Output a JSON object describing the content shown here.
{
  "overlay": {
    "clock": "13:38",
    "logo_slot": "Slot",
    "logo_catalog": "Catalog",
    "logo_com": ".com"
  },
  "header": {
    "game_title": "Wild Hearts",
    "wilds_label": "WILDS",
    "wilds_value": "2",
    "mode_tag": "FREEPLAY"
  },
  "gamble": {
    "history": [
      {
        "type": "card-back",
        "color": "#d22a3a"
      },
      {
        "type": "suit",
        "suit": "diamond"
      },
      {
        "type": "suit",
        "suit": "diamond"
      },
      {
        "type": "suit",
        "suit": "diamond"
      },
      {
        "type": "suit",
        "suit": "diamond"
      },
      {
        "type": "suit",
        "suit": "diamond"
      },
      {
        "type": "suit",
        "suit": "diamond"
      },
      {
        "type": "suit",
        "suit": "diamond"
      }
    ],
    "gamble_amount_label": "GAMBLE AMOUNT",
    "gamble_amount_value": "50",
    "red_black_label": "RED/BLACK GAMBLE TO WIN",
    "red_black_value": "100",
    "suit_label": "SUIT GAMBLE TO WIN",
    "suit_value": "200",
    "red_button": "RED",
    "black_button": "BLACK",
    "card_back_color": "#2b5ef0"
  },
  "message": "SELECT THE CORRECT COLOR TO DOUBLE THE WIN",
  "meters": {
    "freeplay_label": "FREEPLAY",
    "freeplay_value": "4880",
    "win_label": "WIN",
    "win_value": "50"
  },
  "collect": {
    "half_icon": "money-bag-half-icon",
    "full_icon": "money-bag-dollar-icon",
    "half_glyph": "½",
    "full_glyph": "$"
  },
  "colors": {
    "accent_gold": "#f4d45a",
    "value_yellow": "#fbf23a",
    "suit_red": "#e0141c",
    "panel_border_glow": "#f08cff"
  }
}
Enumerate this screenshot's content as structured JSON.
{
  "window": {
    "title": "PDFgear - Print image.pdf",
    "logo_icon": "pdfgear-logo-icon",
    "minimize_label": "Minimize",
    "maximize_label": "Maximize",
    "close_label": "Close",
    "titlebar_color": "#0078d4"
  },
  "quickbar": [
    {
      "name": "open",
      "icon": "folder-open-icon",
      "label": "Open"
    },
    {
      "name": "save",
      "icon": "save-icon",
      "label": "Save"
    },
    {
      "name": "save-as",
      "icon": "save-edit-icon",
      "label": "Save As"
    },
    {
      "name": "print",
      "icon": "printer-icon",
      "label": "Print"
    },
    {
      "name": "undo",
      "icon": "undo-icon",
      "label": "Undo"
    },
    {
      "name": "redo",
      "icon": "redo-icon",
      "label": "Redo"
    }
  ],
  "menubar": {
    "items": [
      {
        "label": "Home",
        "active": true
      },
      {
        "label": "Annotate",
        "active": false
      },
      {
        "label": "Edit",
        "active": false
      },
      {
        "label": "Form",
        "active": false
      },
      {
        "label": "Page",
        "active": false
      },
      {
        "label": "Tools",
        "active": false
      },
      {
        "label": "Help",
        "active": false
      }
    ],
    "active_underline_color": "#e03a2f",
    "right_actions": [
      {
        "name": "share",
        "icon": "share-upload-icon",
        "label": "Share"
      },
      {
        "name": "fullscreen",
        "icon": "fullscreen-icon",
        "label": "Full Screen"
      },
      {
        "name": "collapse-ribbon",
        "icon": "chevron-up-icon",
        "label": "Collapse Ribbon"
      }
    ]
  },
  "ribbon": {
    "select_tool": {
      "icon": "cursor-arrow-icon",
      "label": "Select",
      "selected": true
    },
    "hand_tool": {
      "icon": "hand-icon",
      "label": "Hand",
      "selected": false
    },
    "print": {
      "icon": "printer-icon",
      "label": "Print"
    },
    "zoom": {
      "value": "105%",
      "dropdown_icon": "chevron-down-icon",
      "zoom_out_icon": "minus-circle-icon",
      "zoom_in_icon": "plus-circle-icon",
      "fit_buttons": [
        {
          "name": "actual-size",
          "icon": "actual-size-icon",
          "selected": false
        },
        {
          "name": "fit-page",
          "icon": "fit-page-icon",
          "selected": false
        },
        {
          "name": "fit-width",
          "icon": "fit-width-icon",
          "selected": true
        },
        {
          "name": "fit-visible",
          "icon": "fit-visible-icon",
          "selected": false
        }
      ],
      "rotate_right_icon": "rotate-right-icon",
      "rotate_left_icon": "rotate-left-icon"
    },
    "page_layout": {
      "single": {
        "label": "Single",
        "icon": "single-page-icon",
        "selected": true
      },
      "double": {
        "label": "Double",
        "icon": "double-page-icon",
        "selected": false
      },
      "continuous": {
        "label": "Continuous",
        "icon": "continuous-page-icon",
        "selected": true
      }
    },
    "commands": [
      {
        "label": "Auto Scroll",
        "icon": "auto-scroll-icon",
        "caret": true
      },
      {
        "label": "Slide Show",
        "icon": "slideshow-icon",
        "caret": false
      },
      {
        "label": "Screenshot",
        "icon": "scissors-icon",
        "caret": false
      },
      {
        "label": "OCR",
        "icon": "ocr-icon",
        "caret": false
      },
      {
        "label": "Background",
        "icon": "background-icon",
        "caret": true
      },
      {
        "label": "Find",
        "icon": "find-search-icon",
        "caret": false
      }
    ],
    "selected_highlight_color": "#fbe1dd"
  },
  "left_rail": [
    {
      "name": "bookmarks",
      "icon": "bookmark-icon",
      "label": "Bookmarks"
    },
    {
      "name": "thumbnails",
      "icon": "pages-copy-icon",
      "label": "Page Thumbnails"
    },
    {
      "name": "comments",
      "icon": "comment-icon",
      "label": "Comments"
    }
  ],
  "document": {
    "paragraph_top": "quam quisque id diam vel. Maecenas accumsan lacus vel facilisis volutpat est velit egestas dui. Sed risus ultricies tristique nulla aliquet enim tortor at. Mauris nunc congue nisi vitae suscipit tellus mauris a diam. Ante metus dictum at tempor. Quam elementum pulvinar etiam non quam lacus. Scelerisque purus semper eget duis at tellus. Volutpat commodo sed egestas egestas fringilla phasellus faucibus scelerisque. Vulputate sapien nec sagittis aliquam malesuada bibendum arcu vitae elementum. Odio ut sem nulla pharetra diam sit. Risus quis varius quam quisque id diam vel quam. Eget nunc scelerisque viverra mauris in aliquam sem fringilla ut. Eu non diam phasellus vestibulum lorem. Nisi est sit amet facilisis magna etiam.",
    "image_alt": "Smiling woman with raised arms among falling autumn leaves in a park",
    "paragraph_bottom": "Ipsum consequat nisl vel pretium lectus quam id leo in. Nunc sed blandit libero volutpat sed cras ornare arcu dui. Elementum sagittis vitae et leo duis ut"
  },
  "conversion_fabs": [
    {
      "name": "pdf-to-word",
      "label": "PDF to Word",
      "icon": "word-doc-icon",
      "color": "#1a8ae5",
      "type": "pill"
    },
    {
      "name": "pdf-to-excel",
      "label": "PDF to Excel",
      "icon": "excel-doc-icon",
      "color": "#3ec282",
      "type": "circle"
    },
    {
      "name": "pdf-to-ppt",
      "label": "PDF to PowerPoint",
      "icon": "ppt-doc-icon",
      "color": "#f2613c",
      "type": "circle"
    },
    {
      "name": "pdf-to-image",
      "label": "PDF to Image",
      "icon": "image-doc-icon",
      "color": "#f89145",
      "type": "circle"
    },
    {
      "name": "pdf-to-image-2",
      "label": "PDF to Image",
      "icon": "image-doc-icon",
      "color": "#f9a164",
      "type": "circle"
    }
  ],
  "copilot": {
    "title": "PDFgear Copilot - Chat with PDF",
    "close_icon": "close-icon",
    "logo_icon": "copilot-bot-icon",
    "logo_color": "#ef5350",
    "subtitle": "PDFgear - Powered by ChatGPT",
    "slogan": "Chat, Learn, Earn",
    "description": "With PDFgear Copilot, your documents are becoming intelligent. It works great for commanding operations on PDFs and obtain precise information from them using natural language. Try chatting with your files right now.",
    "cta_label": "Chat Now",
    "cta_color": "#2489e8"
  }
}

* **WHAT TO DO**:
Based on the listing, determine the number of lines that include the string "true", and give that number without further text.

* **YOUR SOLUTION**:
7